• _EXERCISE REQUIREMENTS_
Where a line contains the word "icon", copy that line from the records below.

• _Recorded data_
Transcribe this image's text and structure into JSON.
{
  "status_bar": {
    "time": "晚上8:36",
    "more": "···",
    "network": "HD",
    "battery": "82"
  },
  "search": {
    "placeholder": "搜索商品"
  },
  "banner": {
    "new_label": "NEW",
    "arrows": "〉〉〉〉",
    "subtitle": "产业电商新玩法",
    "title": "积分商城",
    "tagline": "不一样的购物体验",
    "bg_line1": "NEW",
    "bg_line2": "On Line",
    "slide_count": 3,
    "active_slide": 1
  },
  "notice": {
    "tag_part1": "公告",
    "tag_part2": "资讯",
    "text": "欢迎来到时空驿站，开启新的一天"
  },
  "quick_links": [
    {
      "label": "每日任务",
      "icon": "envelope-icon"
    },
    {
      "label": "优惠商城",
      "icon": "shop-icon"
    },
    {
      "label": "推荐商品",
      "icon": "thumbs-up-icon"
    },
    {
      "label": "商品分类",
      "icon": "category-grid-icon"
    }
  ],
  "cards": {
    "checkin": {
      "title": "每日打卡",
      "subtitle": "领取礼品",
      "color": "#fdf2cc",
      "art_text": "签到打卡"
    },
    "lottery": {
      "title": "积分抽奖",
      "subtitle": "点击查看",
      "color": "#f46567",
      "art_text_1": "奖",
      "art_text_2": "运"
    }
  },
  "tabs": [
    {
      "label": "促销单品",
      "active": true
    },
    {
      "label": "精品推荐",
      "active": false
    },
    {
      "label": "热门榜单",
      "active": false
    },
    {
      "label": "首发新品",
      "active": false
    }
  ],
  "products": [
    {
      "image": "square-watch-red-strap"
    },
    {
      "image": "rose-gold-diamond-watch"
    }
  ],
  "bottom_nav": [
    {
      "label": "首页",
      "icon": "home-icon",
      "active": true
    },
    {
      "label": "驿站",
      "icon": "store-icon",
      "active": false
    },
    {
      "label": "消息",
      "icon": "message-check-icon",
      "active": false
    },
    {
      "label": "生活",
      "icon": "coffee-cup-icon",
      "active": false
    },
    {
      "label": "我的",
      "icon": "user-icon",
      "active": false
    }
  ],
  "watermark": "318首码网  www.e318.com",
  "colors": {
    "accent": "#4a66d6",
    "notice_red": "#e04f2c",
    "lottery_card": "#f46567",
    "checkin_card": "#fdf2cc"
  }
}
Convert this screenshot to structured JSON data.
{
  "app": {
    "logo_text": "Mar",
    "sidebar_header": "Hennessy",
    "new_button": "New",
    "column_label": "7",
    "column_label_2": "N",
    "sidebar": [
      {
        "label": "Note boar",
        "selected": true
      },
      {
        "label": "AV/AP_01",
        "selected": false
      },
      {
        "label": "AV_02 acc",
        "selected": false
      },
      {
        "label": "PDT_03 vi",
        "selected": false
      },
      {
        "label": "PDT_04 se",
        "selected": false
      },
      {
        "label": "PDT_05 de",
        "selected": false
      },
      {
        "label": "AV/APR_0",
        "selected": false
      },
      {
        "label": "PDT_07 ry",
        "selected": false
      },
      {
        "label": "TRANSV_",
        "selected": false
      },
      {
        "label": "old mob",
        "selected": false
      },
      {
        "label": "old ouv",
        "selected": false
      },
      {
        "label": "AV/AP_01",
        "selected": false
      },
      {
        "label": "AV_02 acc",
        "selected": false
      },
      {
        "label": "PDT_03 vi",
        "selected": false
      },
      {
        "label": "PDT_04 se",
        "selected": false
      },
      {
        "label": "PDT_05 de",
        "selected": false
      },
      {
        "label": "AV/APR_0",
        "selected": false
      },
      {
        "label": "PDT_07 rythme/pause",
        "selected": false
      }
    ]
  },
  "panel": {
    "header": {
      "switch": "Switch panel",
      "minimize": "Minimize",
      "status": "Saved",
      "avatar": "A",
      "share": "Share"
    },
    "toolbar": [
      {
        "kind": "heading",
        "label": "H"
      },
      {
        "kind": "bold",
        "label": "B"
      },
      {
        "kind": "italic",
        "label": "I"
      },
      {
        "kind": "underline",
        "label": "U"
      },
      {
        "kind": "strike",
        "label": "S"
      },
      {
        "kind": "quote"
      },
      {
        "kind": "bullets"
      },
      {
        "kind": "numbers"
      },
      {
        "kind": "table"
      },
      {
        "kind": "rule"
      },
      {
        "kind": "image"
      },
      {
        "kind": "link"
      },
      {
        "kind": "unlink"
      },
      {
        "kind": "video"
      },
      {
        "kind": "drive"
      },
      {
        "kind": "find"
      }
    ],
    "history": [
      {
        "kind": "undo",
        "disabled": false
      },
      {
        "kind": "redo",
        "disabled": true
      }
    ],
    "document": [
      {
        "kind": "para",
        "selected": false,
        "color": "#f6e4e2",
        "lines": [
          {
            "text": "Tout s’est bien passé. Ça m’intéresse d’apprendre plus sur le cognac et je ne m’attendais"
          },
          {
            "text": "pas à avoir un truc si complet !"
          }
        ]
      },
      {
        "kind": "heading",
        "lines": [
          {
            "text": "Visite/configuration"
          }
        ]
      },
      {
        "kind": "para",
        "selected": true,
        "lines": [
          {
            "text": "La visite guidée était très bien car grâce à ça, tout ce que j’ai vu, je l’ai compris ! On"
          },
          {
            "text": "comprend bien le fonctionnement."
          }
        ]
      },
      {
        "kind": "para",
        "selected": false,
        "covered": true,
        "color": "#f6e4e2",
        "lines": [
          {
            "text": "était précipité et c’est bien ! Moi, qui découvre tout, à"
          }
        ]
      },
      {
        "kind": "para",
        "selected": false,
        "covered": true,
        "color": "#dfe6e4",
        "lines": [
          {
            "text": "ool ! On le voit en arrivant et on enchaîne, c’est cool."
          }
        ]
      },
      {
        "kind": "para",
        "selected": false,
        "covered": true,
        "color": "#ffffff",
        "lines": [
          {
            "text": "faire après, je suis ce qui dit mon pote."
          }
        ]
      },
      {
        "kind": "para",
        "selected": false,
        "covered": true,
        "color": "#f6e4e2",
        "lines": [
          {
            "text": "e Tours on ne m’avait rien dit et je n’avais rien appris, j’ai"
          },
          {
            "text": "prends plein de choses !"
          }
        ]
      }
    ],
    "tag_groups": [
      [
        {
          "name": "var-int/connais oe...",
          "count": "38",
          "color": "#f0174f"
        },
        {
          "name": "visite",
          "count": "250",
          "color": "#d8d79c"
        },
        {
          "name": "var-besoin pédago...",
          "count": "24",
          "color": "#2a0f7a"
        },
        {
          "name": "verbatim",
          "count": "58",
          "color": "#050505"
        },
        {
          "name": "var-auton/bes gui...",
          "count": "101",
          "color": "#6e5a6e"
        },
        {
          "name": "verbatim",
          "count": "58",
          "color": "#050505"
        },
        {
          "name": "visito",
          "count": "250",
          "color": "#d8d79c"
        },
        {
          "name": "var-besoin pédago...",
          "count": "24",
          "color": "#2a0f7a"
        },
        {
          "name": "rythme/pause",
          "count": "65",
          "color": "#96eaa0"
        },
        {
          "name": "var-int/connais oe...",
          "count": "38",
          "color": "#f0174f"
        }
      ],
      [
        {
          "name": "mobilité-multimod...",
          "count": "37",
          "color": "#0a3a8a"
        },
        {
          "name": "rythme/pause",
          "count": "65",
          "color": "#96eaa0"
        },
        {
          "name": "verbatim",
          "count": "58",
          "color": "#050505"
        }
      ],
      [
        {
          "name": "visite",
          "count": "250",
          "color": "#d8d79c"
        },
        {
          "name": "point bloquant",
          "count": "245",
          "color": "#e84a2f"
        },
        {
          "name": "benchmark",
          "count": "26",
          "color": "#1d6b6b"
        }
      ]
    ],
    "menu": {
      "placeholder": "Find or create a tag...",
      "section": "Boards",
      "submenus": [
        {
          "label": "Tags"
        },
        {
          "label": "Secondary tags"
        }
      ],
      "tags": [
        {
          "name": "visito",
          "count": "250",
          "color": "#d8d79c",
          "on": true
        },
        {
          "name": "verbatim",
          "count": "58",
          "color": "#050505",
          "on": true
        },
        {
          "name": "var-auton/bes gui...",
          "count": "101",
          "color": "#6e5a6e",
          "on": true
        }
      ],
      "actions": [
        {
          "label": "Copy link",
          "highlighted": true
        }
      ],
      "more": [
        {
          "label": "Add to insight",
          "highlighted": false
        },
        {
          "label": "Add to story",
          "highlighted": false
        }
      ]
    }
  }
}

• _FINAL ANSWER_
      "icon": "envelope-icon"
      "icon": "shop-icon"
      "icon": "thumbs-up-icon"
      "icon": "category-grid-icon"
      "icon": "home-icon",
      "icon": "store-icon",
      "icon": "message-check-icon",
      "icon": "coffee-cup-icon",
      "icon": "user-icon",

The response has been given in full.